* YOUR TASK: Below are lines of data; count those that contain "Daniel" and give the total alone.

* Entries from a dataset of interfaces:
= = = = =

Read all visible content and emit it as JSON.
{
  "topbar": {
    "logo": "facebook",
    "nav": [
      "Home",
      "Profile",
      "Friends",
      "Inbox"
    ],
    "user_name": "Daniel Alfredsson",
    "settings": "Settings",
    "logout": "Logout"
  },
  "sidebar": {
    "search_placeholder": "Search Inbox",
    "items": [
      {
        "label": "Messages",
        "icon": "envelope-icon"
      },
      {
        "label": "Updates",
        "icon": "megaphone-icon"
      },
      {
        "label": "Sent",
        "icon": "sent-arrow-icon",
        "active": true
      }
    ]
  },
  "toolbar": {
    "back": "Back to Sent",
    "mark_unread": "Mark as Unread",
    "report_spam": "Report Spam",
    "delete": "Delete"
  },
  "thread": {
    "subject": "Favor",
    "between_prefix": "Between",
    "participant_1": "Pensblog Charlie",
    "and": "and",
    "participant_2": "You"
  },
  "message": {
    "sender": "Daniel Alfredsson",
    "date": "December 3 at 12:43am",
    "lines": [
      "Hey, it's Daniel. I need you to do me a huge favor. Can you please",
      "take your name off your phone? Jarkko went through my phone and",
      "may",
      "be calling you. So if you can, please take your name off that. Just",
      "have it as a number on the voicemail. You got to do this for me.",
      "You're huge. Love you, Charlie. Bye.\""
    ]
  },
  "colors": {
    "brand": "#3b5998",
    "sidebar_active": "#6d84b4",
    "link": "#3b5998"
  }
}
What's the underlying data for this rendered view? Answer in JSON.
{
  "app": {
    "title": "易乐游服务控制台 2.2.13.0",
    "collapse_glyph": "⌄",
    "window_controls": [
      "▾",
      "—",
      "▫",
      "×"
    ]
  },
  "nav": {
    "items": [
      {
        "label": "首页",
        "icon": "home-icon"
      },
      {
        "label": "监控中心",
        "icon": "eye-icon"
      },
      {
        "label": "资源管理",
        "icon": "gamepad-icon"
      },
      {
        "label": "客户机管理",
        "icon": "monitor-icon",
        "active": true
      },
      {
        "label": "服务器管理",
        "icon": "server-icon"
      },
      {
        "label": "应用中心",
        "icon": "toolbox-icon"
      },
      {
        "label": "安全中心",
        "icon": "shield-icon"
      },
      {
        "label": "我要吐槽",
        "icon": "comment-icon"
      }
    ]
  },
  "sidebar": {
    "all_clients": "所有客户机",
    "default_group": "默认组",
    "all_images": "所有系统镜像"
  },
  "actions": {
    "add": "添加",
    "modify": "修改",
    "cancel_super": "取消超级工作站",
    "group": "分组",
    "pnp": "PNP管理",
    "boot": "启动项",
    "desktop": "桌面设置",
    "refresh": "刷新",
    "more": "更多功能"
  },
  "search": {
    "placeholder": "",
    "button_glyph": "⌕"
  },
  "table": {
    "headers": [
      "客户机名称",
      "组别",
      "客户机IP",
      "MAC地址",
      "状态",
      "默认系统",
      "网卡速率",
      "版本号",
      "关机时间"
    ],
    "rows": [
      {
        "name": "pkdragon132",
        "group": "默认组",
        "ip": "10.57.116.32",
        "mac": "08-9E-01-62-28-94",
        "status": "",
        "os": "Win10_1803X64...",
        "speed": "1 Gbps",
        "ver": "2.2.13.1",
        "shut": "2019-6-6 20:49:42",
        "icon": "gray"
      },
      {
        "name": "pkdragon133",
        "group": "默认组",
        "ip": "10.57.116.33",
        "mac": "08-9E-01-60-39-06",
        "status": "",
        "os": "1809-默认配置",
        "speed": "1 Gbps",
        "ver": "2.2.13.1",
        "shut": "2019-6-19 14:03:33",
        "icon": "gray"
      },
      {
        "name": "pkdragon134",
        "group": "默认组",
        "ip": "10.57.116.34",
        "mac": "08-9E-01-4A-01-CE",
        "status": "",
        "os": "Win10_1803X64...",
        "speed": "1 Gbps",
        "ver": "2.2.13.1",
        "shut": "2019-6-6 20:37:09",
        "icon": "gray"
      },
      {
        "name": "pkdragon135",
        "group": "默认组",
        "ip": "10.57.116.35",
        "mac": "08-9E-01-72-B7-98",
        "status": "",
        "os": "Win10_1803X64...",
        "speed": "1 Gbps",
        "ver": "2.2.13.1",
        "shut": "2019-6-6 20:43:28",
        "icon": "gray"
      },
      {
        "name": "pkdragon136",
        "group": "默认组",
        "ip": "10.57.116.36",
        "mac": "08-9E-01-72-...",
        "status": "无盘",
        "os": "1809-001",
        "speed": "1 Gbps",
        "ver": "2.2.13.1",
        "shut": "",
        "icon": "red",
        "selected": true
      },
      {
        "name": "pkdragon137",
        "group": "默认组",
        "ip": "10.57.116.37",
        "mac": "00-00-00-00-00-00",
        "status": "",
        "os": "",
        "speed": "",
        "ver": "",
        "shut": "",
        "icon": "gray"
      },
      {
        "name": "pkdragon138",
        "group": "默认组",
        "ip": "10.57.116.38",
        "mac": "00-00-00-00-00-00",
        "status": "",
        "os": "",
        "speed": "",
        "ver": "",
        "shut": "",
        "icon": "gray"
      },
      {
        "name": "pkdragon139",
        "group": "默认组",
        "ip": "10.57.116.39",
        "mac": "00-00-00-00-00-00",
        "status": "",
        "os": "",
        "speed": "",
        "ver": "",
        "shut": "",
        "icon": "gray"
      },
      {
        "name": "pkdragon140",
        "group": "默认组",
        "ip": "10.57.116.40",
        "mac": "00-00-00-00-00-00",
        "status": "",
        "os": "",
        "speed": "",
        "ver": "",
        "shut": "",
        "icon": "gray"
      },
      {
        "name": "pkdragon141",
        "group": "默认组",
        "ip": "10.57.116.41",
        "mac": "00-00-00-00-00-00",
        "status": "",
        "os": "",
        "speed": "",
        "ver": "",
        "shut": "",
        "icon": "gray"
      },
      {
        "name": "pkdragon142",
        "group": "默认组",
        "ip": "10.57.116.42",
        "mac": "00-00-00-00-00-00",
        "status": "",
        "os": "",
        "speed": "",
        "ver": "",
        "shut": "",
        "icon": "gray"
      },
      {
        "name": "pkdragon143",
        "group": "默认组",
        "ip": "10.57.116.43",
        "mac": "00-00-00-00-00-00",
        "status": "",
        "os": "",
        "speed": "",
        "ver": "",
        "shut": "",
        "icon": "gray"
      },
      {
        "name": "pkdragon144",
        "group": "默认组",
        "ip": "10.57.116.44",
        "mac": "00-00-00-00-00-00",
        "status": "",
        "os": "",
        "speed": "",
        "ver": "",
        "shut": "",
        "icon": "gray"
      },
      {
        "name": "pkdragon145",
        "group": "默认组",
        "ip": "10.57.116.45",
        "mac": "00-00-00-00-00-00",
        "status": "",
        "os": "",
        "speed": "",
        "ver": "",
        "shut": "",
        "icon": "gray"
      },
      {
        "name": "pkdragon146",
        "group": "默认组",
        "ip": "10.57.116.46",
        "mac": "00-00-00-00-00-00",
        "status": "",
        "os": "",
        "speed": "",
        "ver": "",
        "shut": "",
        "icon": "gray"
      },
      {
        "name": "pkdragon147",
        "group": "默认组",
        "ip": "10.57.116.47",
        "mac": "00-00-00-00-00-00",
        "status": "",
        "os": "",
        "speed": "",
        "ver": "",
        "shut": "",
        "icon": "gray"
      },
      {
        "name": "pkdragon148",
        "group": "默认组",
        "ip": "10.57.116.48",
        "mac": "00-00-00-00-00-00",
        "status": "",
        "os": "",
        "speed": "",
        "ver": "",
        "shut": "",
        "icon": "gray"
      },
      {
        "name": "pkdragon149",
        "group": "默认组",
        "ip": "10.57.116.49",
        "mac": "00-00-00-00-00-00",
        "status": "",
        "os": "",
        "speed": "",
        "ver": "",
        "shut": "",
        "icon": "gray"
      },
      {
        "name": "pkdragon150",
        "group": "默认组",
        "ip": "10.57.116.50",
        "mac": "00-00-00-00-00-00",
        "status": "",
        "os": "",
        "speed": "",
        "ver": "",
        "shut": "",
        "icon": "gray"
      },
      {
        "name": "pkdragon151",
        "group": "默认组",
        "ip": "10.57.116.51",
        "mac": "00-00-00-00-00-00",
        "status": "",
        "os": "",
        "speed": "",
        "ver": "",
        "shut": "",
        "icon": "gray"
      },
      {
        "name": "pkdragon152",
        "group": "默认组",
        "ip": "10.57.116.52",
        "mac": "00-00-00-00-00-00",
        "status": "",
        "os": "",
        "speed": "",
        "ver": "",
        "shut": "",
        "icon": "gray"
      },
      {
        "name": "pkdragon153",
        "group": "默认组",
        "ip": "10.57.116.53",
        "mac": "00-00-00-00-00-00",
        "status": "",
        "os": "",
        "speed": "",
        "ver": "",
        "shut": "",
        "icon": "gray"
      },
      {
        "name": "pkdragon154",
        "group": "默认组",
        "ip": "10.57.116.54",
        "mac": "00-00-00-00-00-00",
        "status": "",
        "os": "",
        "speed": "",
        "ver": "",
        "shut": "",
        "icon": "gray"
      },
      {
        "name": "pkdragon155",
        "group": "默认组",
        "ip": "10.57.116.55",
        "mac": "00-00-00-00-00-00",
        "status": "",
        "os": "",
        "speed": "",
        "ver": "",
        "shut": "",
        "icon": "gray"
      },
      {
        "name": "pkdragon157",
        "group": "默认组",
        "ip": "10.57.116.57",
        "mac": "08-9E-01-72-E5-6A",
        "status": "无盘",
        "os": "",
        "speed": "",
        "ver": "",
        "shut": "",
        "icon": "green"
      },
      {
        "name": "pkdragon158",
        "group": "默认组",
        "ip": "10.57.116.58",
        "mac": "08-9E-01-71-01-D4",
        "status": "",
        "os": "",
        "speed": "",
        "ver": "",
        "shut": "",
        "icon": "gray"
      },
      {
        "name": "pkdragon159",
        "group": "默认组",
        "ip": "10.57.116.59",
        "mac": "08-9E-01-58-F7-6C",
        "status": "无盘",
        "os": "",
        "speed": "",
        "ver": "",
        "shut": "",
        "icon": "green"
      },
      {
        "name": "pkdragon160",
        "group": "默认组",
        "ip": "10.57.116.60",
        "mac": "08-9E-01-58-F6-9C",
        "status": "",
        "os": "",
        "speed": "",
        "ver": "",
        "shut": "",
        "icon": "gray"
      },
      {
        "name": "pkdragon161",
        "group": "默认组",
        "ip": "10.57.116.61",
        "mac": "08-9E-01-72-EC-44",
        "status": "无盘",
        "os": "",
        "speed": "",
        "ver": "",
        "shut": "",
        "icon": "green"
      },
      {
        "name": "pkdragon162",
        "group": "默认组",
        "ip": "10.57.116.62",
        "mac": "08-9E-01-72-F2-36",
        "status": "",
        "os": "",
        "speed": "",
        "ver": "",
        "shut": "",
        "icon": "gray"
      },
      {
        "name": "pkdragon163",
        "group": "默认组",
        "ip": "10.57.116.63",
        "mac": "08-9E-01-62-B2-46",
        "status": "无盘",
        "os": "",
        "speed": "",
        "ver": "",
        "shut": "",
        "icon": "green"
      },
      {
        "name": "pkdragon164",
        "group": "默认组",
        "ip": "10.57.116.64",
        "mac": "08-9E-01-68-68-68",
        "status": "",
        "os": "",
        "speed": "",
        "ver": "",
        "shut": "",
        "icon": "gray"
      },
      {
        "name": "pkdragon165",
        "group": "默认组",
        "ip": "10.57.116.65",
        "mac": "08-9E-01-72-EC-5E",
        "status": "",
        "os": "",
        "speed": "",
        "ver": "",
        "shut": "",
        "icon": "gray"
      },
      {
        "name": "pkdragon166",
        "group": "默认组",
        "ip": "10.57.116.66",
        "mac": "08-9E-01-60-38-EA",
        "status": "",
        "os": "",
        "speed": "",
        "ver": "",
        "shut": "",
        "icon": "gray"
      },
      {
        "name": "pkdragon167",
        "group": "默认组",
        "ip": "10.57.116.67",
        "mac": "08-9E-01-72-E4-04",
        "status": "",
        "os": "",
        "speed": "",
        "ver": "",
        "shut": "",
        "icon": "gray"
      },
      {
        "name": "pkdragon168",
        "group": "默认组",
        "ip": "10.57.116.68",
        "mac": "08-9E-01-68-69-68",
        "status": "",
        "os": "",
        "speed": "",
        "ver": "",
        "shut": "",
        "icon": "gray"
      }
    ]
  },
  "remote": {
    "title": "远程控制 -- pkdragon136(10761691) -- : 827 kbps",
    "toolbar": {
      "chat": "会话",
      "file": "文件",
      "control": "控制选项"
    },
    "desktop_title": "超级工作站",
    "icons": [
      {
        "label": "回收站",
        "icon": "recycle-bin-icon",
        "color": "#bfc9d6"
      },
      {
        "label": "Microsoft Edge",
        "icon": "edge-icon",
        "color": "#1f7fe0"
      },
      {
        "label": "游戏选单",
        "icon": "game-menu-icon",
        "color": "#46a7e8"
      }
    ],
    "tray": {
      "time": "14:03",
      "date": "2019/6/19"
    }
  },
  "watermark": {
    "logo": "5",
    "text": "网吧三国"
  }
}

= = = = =

* RESULT OF THE EXERCISE: 3